9100 Walterdale Hill , Edmonton
The John Walter Museum and Historical Area sits on a landscaped park west of the south entrance to the Walterdale Bridge, on the south bank of the North Saskatchewan River. The site is connected to the paths and trails of the Capital City Recreation Park, while the large, modern Kinsmen Fieldhouse stands across a parking lot immediately to the south. The site includes three early dwellings, two rustic cabins built of hewn logs and one substantial Victorian era residence.
The John Walter Museum and Historic Area has heritage value for its associations with one of the most important early Edmonton businessmen and community builders. These three dwellings were successively built and occupied by John Walter (1859-1920), the first person to settle on the south bank of the North Saskatchewan River within Edmonton. The three houses as a unit reflect the Walter family's growing prosperity and the different facets of their family life. The first house is a hewn log structure built in 1875, the second, built in 1884, is larger and accommodated his growing family, and the third, built in 1901, exhibits Queen Anne Revival characteristics.
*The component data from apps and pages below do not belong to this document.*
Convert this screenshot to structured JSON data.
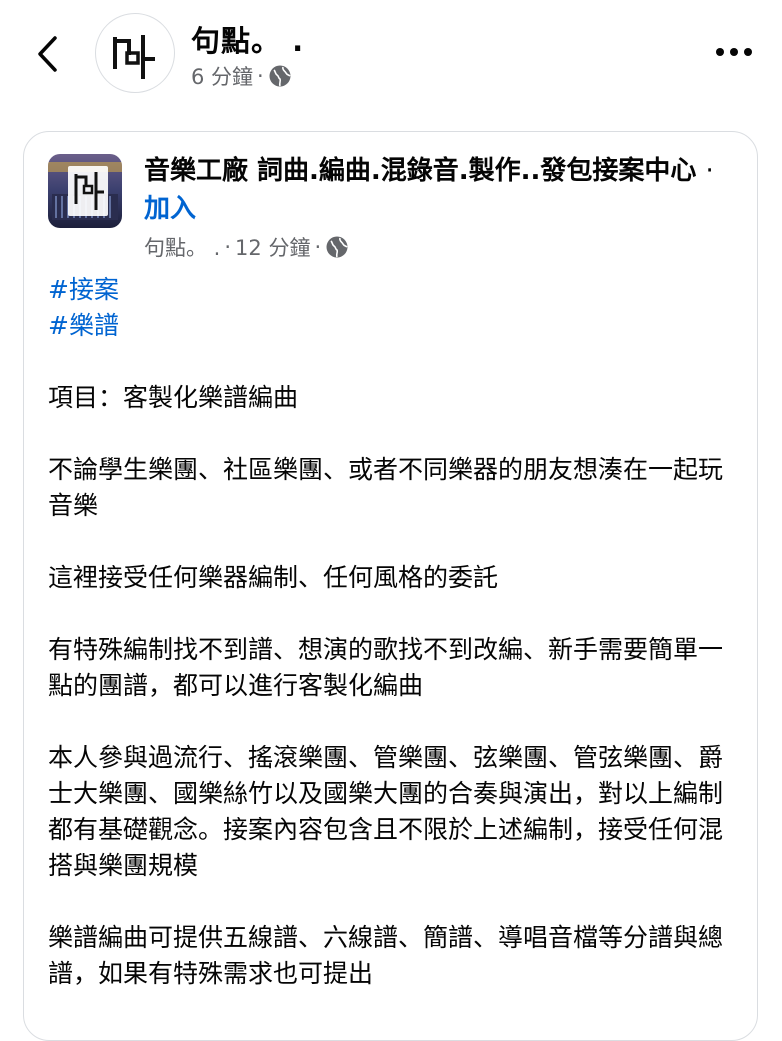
{
  "header": {
    "back_icon": "chevron-left-icon",
    "page_name": "句點。 .",
    "time": "6 分鐘",
    "dot": "·",
    "privacy_icon": "globe-icon",
    "more_icon": "more-horizontal-icon"
  },
  "shared_post": {
    "group_name": "音樂工廠 詞曲.編曲.混錄音.製作..發包接案中心",
    "separator": "·",
    "join_label": "加入",
    "author": "句點。 .",
    "dot1": "·",
    "time": "12 分鐘",
    "dot2": "·",
    "privacy_icon": "globe-icon",
    "hashtags": [
      "#接案",
      "#樂譜"
    ],
    "paragraphs": [
      "項目：客製化樂譜編曲",
      "不論學生樂團、社區樂團、或者不同樂器的朋友想湊在一起玩音樂",
      "這裡接受任何樂器編制、任何風格的委託",
      "有特殊編制找不到譜、想演的歌找不到改編、新手需要簡單一點的團譜，都可以進行客製化編曲",
      "本人參與過流行、搖滾樂團、管樂團、弦樂團、管弦樂團、爵士大樂團、國樂絲竹以及國樂大團的合奏與演出，對以上編制都有基礎觀念。接案內容包含且不限於上述編制，接受任何混搭與樂團規模",
      "樂譜編曲可提供五線譜、六線譜、簡譜、導唱音檔等分譜與總譜，如果有特殊需求也可提出"
    ]
  },
  "colors": {
    "link": "#0064d1",
    "secondary_text": "#65676b",
    "border": "#dadde1"
  }
}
Walter built the first cable ferry west of Winnipeg to connect the north and south sides of the river, and started Edmonton’s first industry here as a boat and cutter builder. He then established Edmonton’s largest sawmill, and became known as Edmonton’s 'First Millionaire' before losing his fortune to the great flood of 1915, which destroyed his mills and facilities. His wife, Annie Newby, continued to live in the third house until her death in 1942 and made a distinctive mark on its appearance.
Furthermore, the John Walter Museum and Historic Area provides rich evidence of the evolution of building techniques during the earliest years of Edmonton's history, from the most rustic of shelters to more refined and genteel accommodation. The log structures were built with readily available materials, worked on site with little refinement, a reflection of the rough frontier conditions and isolation of the settlement. The 1901 house demonstrates the rapid evolution of the local construction industry and the new availability of manufactured building materials. Milled lumber and lathe-turned decorative components demonstrate a sophisticated and progressive attitude, and illustrate the rapid maturation of the settlement. These buildings provide valuable physical information about the history of local construction.
Key elements that define the heritage character of the John Walter Museum and Historic Area include:
More about John Walter on the Mount Pleasant Cemetery page
Municipal Historic Resource (January 1, 2005)
Provincial Historic Resource (March 8, 1996)